» ABOUT THIS TASK: An exact copy of the records below is needed, with every picture left out.

» SUPPLIED DATA:

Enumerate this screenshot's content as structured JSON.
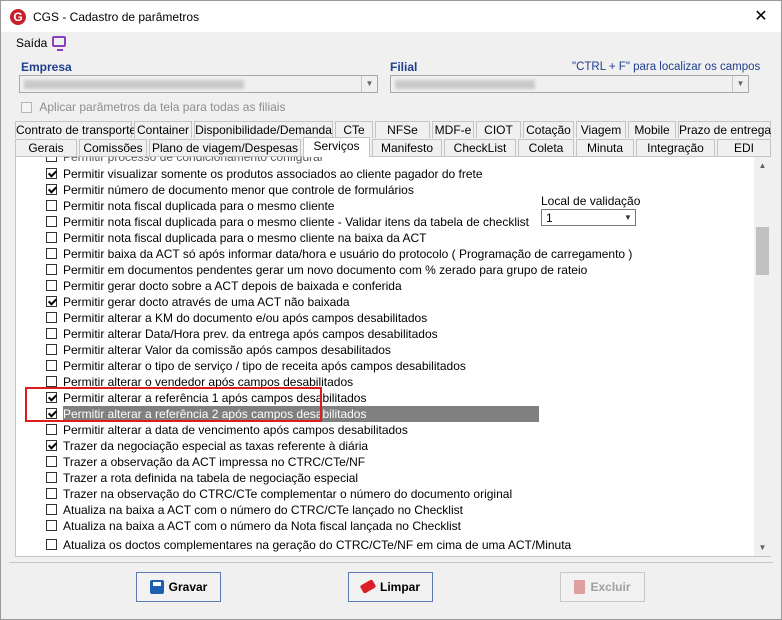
{
  "window": {
    "title": "CGS - Cadastro de parâmetros",
    "close_glyph": "✕",
    "logo_letter": "G"
  },
  "menu": {
    "saida": "Saída"
  },
  "filters": {
    "empresa_label": "Empresa",
    "filial_label": "Filial",
    "hint": "\"CTRL + F\" para localizar os campos",
    "apply_all_label": "Aplicar parâmetros da tela para todas as filiais"
  },
  "tabs_row1": [
    "Contrato de transporte",
    "Container",
    "Disponibilidade/Demanda",
    "CTe",
    "NFSe",
    "MDF-e",
    "CIOT",
    "Cotação",
    "Viagem",
    "Mobile",
    "Prazo de entrega"
  ],
  "tabs_row2": [
    "Gerais",
    "Comissões",
    "Plano de viagem/Despesas",
    "Serviços",
    "Manifesto",
    "CheckList",
    "Coleta",
    "Minuta",
    "Integração",
    "EDI"
  ],
  "active_tab": "Serviços",
  "items": [
    {
      "label": "Permitir processo de condicionamento configurar",
      "checked": false
    },
    {
      "label": "Permitir visualizar somente os produtos associados ao cliente pagador do frete",
      "checked": true
    },
    {
      "label": "Permitir número de documento menor que controle de formulários",
      "checked": true
    },
    {
      "label": "Permitir nota fiscal duplicada para o mesmo cliente",
      "checked": false
    },
    {
      "label": "Permitir nota fiscal duplicada para o mesmo cliente - Validar itens da tabela de checklist",
      "checked": false
    },
    {
      "label": "Permitir nota fiscal duplicada para o mesmo cliente na baixa da ACT",
      "checked": false
    },
    {
      "label": "Permitir baixa da ACT só após informar data/hora e usuário do protocolo ( Programação de carregamento )",
      "checked": false
    },
    {
      "label": "Permitir em documentos pendentes gerar um novo documento com % zerado para grupo de rateio",
      "checked": false
    },
    {
      "label": "Permitir gerar docto sobre a ACT depois de baixada e conferida",
      "checked": false
    },
    {
      "label": "Permitir gerar docto através de uma ACT não baixada",
      "checked": true
    },
    {
      "label": "Permitir alterar a KM do documento e/ou após campos desabilitados",
      "checked": false
    },
    {
      "label": "Permitir alterar Data/Hora prev. da entrega após campos desabilitados",
      "checked": false
    },
    {
      "label": "Permitir alterar Valor da comissão após campos desabilitados",
      "checked": false
    },
    {
      "label": "Permitir alterar o tipo de serviço / tipo de receita após campos desabilitados",
      "checked": false
    },
    {
      "label": "Permitir alterar o vendedor após campos desabilitados",
      "checked": false
    },
    {
      "label": "Permitir alterar a referência 1 após campos desabilitados",
      "checked": true
    },
    {
      "label": "Permitir alterar a referência 2 após campos desabilitados",
      "checked": true,
      "selected": true
    },
    {
      "label": "Permitir alterar a data de vencimento após campos desabilitados",
      "checked": false
    },
    {
      "label": "Trazer da negociação especial as taxas referente à diária",
      "checked": true
    },
    {
      "label": "Trazer a observação da ACT impressa no CTRC/CTe/NF",
      "checked": false
    },
    {
      "label": "Trazer a rota definida na tabela de negociação especial",
      "checked": false
    },
    {
      "label": "Trazer na observação do CTRC/CTe complementar o número do documento original",
      "checked": false
    },
    {
      "label": "Atualiza na baixa a ACT com o número do CTRC/CTe lançado no Checklist",
      "checked": false
    },
    {
      "label": "Atualiza na baixa a ACT com o número da Nota fiscal lançada no Checklist",
      "checked": false
    },
    {
      "label": "Atualiza os doctos complementares na geração do CTRC/CTe/NF em cima de uma ACT/Minuta",
      "checked": false
    }
  ],
  "local_validacao": {
    "label": "Local de validação",
    "value": "1"
  },
  "buttons": {
    "gravar": "Gravar",
    "limpar": "Limpar",
    "excluir": "Excluir"
  }
}
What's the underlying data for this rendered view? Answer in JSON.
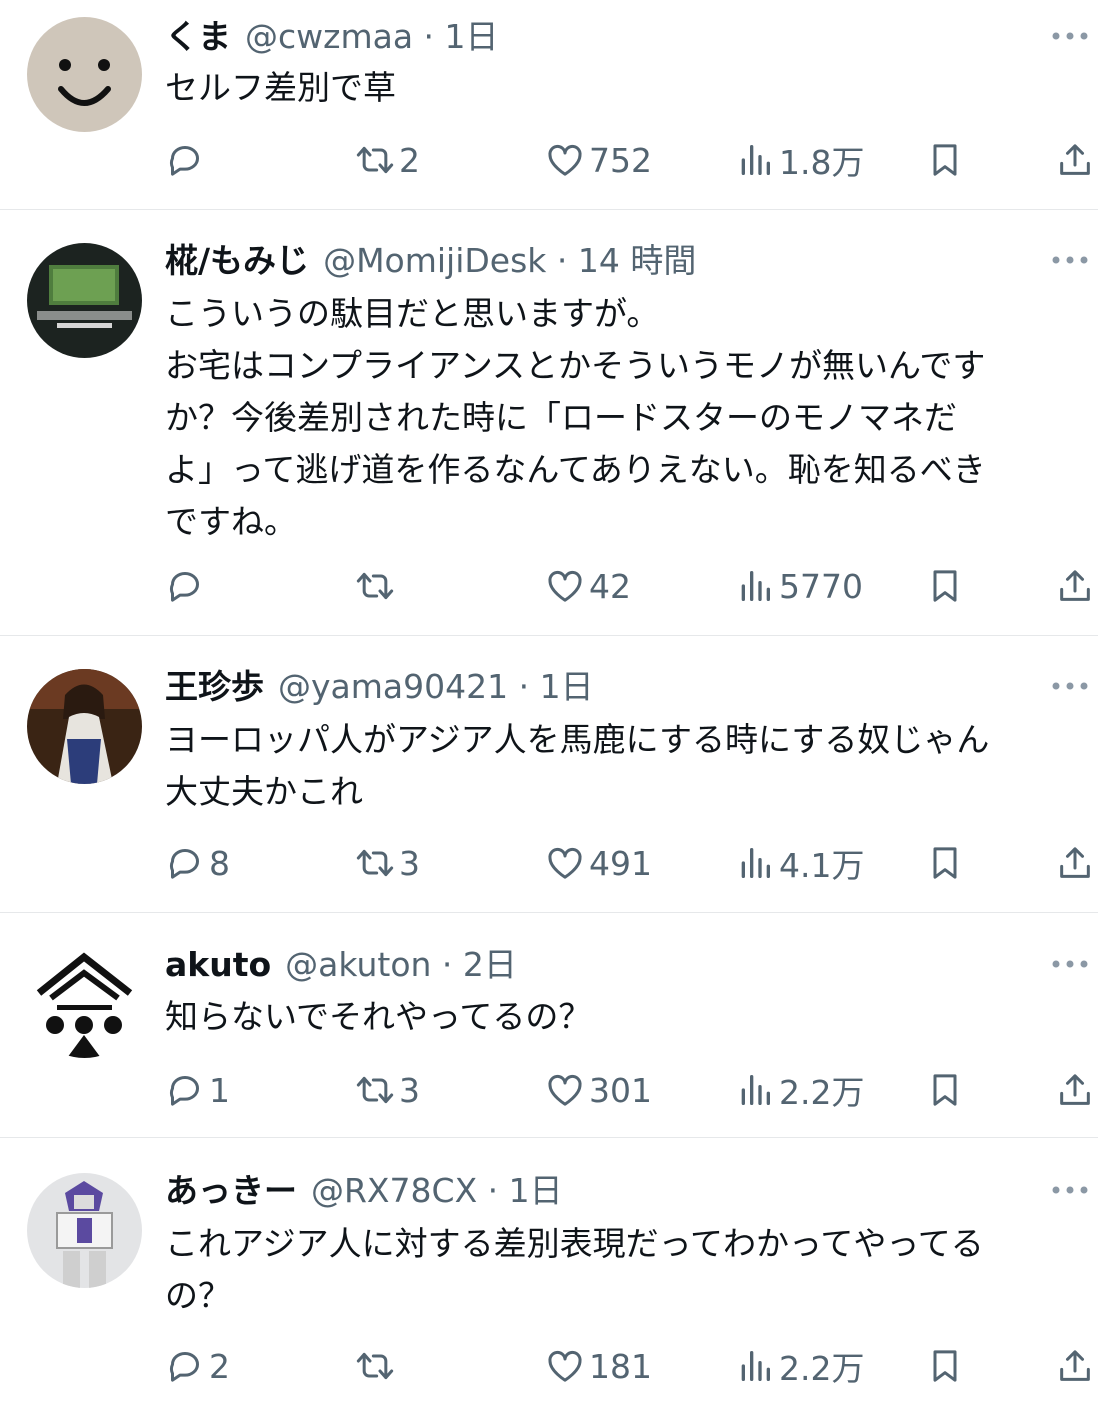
{
  "tweets": [
    {
      "name": "くま",
      "handle": "@cwzmaa",
      "time": "1日",
      "lines": [
        "セルフ差別で草"
      ],
      "replies": "",
      "retweets": "2",
      "likes": "752",
      "views": "1.8万"
    },
    {
      "name": "椛/もみじ",
      "handle": "@MomijiDesk",
      "time": "14 時間",
      "lines": [
        "こういうの駄目だと思いますが。",
        "お宅はコンプライアンスとかそういうモノが無いんです",
        "か？今後差別された時に「ロードスターのモノマネだ",
        "よ」って逃げ道を作るなんてありえない。恥を知るべき",
        "ですね。"
      ],
      "replies": "",
      "retweets": "",
      "likes": "42",
      "views": "5770"
    },
    {
      "name": "王珍歩",
      "handle": "@yama90421",
      "time": "1日",
      "lines": [
        "ヨーロッパ人がアジア人を馬鹿にする時にする奴じゃん",
        "大丈夫かこれ"
      ],
      "replies": "8",
      "retweets": "3",
      "likes": "491",
      "views": "4.1万"
    },
    {
      "name": "akuto",
      "handle": "@akuton",
      "time": "2日",
      "lines": [
        "知らないでそれやってるの？"
      ],
      "replies": "1",
      "retweets": "3",
      "likes": "301",
      "views": "2.2万"
    },
    {
      "name": "あっきー",
      "handle": "@RX78CX",
      "time": "1日",
      "lines": [
        "これアジア人に対する差別表現だってわかってやってる",
        "の？"
      ],
      "replies": "2",
      "retweets": "",
      "likes": "181",
      "views": "2.2万"
    }
  ],
  "icons": {
    "reply": "reply-icon",
    "retweet": "retweet-icon",
    "like": "heart-icon",
    "views": "views-icon",
    "bookmark": "bookmark-icon",
    "share": "share-icon",
    "more": "more-icon"
  },
  "colors": {
    "text": "#0f1419",
    "muted": "#536471",
    "divider": "#e6e8ea"
  }
}
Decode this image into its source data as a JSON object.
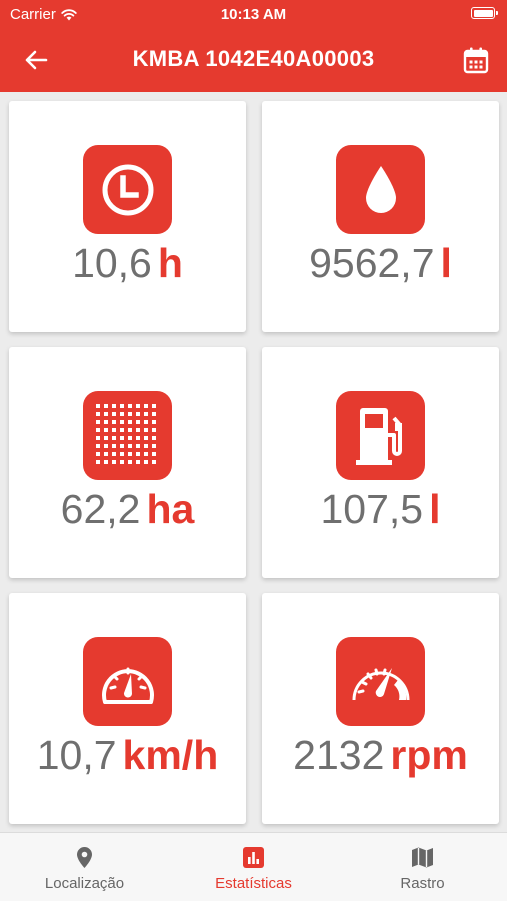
{
  "status_bar": {
    "carrier": "Carrier",
    "time": "10:13 AM"
  },
  "header": {
    "title": "KMBA 1042E40A00003",
    "back_icon": "arrow-left-icon",
    "calendar_icon": "calendar-icon"
  },
  "stats": [
    {
      "icon": "clock-icon",
      "value": "10,6",
      "unit": "h"
    },
    {
      "icon": "drop-icon",
      "value": "9562,7",
      "unit": "l"
    },
    {
      "icon": "grid-dots-icon",
      "value": "62,2",
      "unit": "ha"
    },
    {
      "icon": "fuel-pump-icon",
      "value": "107,5",
      "unit": "l"
    },
    {
      "icon": "speedometer-icon",
      "value": "10,7",
      "unit": "km/h"
    },
    {
      "icon": "tachometer-icon",
      "value": "2132",
      "unit": "rpm"
    }
  ],
  "tabs": [
    {
      "label": "Localização",
      "icon": "location-pin-icon",
      "active": false
    },
    {
      "label": "Estatísticas",
      "icon": "bar-chart-icon",
      "active": true
    },
    {
      "label": "Rastro",
      "icon": "map-icon",
      "active": false
    }
  ],
  "colors": {
    "accent": "#e53a2f",
    "value_text": "#6f6f6f",
    "background": "#ececec"
  }
}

» TASK ANSWER:
Enumerate this screenshot's content as structured JSON.
{
  "window": {
    "title": "CGS - Cadastro de parâmetros",
    "close_glyph": "✕",
    "logo_letter": "G"
  },
  "menu": {
    "saida": "Saída"
  },
  "filters": {
    "empresa_label": "Empresa",
    "filial_label": "Filial",
    "hint": "\"CTRL + F\" para localizar os campos",
    "apply_all_label": "Aplicar parâmetros da tela para todas as filiais"
  },
  "tabs_row1": [
    "Contrato de transporte",
    "Container",
    "Disponibilidade/Demanda",
    "CTe",
    "NFSe",
    "MDF-e",
    "CIOT",
    "Cotação",
    "Viagem",
    "Mobile",
    "Prazo de entrega"
  ],
  "tabs_row2": [
    "Gerais",
    "Comissões",
    "Plano de viagem/Despesas",
    "Serviços",
    "Manifesto",
    "CheckList",
    "Coleta",
    "Minuta",
    "Integração",
    "EDI"
  ],
  "active_tab": "Serviços",
  "items": [
    {
      "label": "Permitir processo de condicionamento configurar",
      "checked": false
    },
    {
      "label": "Permitir visualizar somente os produtos associados ao cliente pagador do frete",
      "checked": true
    },
    {
      "label": "Permitir número de documento menor que controle de formulários",
      "checked": true
    },
    {
      "label": "Permitir nota fiscal duplicada para o mesmo cliente",
      "checked": false
    },
    {
      "label": "Permitir nota fiscal duplicada para o mesmo cliente - Validar itens da tabela de checklist",
      "checked": false
    },
    {
      "label": "Permitir nota fiscal duplicada para o mesmo cliente na baixa da ACT",
      "checked": false
    },
    {
      "label": "Permitir baixa da ACT só após informar data/hora e usuário do protocolo ( Programação de carregamento )",
      "checked": false
    },
    {
      "label": "Permitir em documentos pendentes gerar um novo documento com % zerado para grupo de rateio",
      "checked": false
    },
    {
      "label": "Permitir gerar docto sobre a ACT depois de baixada e conferida",
      "checked": false
    },
    {
      "label": "Permitir gerar docto através de uma ACT não baixada",
      "checked": true
    },
    {
      "label": "Permitir alterar a KM do documento e/ou após campos desabilitados",
      "checked": false
    },
    {
      "label": "Permitir alterar Data/Hora prev. da entrega após campos desabilitados",
      "checked": false
    },
    {
      "label": "Permitir alterar Valor da comissão após campos desabilitados",
      "checked": false
    },
    {
      "label": "Permitir alterar o tipo de serviço / tipo de receita após campos desabilitados",
      "checked": false
    },
    {
      "label": "Permitir alterar o vendedor após campos desabilitados",
      "checked": false
    },
    {
      "label": "Permitir alterar a referência 1 após campos desabilitados",
      "checked": true
    },
    {
      "label": "Permitir alterar a referência 2 após campos desabilitados",
      "checked": true,
      "selected": true
    },
    {
      "label": "Permitir alterar a data de vencimento após campos desabilitados",
      "checked": false
    },
    {
      "label": "Trazer da negociação especial as taxas referente à diária",
      "checked": true
    },
    {
      "label": "Trazer a observação da ACT impressa no CTRC/CTe/NF",
      "checked": false
    },
    {
      "label": "Trazer a rota definida na tabela de negociação especial",
      "checked": false
    },
    {
      "label": "Trazer na observação do CTRC/CTe complementar o número do documento original",
      "checked": false
    },
    {
      "label": "Atualiza na baixa a ACT com o número do CTRC/CTe lançado no Checklist",
      "checked": false
    },
    {
      "label": "Atualiza na baixa a ACT com o número da Nota fiscal lançada no Checklist",
      "checked": false
    },
    {
      "label": "Atualiza os doctos complementares na geração do CTRC/CTe/NF em cima de uma ACT/Minuta",
      "checked": false
    }
  ],
  "local_validacao": {
    "label": "Local de validação",
    "value": "1"
  },
  "buttons": {
    "gravar": "Gravar",
    "limpar": "Limpar",
    "excluir": "Excluir"
  }
}
What's the underlying data for this rendered view? Answer in JSON.
{
  "tweets": [
    {
      "name": "くま",
      "handle": "@cwzmaa",
      "time": "1日",
      "lines": [
        "セルフ差別で草"
      ],
      "replies": "",
      "retweets": "2",
      "likes": "752",
      "views": "1.8万"
    },
    {
      "name": "椛/もみじ",
      "handle": "@MomijiDesk",
      "time": "14 時間",
      "lines": [
        "こういうの駄目だと思いますが。",
        "お宅はコンプライアンスとかそういうモノが無いんです",
        "か？今後差別された時に「ロードスターのモノマネだ",
        "よ」って逃げ道を作るなんてありえない。恥を知るべき",
        "ですね。"
      ],
      "replies": "",
      "retweets": "",
      "likes": "42",
      "views": "5770"
    },
    {
      "name": "王珍歩",
      "handle": "@yama90421",
      "time": "1日",
      "lines": [
        "ヨーロッパ人がアジア人を馬鹿にする時にする奴じゃん",
        "大丈夫かこれ"
      ],
      "replies": "8",
      "retweets": "3",
      "likes": "491",
      "views": "4.1万"
    },
    {
      "name": "akuto",
      "handle": "@akuton",
      "time": "2日",
      "lines": [
        "知らないでそれやってるの？"
      ],
      "replies": "1",
      "retweets": "3",
      "likes": "301",
      "views": "2.2万"
    },
    {
      "name": "あっきー",
      "handle": "@RX78CX",
      "time": "1日",
      "lines": [
        "これアジア人に対する差別表現だってわかってやってる",
        "の？"
      ],
      "replies": "2",
      "retweets": "",
      "likes": "181",
      "views": "2.2万"
    }
  ],
  "icons": {
    "reply": "reply-icon",
    "retweet": "retweet-icon",
    "like": "heart-icon",
    "views": "views-icon",
    "bookmark": "bookmark-icon",
    "share": "share-icon",
    "more": "more-icon"
  },
  "colors": {
    "text": "#0f1419",
    "muted": "#536471",
    "divider": "#e6e8ea"
  }
}
Decode this image into its source data as a JSON object.
{
  "status_bar": {
    "carrier": "Carrier",
    "time": "10:13 AM"
  },
  "header": {
    "title": "KMBA 1042E40A00003",
    "back_icon": "arrow-left-icon",
    "calendar_icon": "calendar-icon"
  },
  "stats": [
    {
      "icon": "clock-icon",
      "value": "10,6",
      "unit": "h"
    },
    {
      "icon": "drop-icon",
      "value": "9562,7",
      "unit": "l"
    },
    {
      "icon": "grid-dots-icon",
      "value": "62,2",
      "unit": "ha"
    },
    {
      "icon": "fuel-pump-icon",
      "value": "107,5",
      "unit": "l"
    },
    {
      "icon": "speedometer-icon",
      "value": "10,7",
      "unit": "km/h"
    },
    {
      "icon": "tachometer-icon",
      "value": "2132",
      "unit": "rpm"
    }
  ],
  "tabs": [
    {
      "label": "Localização",
      "icon": "location-pin-icon",
      "active": false
    },
    {
      "label": "Estatísticas",
      "icon": "bar-chart-icon",
      "active": true
    },
    {
      "label": "Rastro",
      "icon": "map-icon",
      "active": false
    }
  ],
  "colors": {
    "accent": "#e53a2f",
    "value_text": "#6f6f6f",
    "background": "#ececec"
  }
}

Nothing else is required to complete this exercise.